(Beginning of Raw data)
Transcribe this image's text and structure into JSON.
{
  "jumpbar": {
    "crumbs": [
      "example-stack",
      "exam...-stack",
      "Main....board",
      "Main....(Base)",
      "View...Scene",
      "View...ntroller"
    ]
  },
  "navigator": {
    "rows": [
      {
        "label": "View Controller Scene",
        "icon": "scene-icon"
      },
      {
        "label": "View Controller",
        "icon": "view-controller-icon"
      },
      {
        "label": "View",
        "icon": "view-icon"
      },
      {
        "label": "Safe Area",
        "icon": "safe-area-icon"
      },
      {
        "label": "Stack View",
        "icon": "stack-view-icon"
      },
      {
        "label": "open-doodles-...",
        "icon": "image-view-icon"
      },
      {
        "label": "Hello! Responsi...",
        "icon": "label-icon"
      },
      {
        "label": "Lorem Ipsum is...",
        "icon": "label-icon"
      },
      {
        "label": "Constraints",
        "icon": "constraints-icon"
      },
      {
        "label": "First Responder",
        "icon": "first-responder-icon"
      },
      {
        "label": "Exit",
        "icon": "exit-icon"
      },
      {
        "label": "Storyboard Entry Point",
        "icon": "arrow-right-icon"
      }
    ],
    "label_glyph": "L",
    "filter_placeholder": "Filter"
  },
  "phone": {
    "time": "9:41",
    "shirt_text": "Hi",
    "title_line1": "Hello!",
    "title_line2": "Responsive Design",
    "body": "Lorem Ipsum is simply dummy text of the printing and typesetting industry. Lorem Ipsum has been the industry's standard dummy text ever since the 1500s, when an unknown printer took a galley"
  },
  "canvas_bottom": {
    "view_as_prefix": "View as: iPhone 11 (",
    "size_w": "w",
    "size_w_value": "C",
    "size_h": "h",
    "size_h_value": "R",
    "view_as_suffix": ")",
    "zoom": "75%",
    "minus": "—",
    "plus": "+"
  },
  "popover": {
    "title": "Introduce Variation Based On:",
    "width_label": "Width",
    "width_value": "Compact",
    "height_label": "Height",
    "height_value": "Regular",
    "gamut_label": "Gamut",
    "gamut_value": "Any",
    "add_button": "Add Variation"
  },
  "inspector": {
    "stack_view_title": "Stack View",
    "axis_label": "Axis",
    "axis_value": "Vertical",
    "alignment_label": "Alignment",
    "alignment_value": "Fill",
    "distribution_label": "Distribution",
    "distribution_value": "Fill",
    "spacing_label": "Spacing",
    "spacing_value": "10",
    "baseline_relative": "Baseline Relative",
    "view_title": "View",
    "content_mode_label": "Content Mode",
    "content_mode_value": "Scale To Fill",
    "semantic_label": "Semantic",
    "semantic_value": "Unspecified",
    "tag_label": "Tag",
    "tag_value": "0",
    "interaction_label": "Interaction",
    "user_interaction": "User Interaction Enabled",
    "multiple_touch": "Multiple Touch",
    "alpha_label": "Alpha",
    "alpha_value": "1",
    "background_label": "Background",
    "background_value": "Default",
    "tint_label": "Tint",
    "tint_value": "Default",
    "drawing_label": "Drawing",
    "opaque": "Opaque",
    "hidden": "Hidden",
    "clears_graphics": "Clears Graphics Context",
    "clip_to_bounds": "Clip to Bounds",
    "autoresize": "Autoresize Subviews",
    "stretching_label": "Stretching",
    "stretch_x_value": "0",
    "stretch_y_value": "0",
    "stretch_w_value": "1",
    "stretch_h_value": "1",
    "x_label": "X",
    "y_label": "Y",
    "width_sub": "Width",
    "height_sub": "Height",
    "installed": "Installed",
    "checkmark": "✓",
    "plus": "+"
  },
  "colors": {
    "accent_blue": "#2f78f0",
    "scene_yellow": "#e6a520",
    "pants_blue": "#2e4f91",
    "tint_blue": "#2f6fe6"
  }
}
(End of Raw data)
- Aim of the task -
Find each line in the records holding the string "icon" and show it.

- Written solution -
        "icon": "scene-icon"
        "icon": "view-controller-icon"
        "icon": "view-icon"
        "icon": "safe-area-icon"
        "icon": "stack-view-icon"
        "icon": "image-view-icon"
        "icon": "label-icon"
        "icon": "label-icon"
        "icon": "constraints-icon"
        "icon": "first-responder-icon"
        "icon": "exit-icon"
        "icon": "arrow-right-icon"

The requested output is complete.